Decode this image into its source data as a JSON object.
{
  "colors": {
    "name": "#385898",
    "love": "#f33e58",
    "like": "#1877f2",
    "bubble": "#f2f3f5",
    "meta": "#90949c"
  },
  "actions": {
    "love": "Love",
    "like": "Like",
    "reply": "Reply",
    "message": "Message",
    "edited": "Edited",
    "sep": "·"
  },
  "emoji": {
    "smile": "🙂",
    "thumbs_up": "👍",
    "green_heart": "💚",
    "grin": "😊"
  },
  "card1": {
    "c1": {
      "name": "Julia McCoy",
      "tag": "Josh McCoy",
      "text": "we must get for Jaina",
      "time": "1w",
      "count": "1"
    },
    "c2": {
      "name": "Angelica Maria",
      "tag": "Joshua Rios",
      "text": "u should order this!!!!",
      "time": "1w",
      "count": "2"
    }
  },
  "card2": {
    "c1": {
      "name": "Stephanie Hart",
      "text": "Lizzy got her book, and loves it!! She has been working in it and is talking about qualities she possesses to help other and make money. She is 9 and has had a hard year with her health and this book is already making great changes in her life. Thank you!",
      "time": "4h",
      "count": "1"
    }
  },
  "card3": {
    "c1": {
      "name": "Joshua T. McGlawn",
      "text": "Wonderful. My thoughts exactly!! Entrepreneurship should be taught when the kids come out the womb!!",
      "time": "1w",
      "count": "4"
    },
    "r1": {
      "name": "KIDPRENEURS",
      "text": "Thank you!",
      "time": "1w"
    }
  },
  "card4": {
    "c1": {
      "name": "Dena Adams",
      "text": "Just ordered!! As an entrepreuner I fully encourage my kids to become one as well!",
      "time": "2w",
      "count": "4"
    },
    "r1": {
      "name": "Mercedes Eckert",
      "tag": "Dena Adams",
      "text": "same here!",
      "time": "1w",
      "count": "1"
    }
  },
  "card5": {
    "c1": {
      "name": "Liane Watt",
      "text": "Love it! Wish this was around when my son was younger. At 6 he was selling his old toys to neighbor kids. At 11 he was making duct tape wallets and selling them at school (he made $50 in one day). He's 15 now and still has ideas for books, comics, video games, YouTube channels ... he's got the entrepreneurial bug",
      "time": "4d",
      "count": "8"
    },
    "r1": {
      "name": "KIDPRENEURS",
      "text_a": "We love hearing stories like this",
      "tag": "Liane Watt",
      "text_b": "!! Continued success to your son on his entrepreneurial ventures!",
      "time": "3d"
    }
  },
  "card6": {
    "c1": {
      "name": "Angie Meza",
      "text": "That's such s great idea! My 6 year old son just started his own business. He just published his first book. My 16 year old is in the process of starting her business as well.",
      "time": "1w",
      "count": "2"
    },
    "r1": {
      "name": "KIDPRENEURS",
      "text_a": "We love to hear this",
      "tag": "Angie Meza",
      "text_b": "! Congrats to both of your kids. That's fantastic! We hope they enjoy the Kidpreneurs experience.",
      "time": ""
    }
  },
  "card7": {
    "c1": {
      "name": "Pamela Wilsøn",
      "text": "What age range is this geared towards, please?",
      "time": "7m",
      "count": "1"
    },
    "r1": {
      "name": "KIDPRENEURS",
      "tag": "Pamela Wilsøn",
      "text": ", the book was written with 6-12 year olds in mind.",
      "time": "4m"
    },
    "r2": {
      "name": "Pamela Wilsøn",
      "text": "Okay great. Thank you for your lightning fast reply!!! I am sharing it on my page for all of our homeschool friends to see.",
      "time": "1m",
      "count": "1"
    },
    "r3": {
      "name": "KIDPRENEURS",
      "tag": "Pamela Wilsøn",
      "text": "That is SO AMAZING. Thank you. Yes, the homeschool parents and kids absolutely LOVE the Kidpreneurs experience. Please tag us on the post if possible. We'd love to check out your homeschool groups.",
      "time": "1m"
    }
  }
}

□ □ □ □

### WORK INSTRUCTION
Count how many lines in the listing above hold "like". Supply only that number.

### FINISHED EXERCISE
3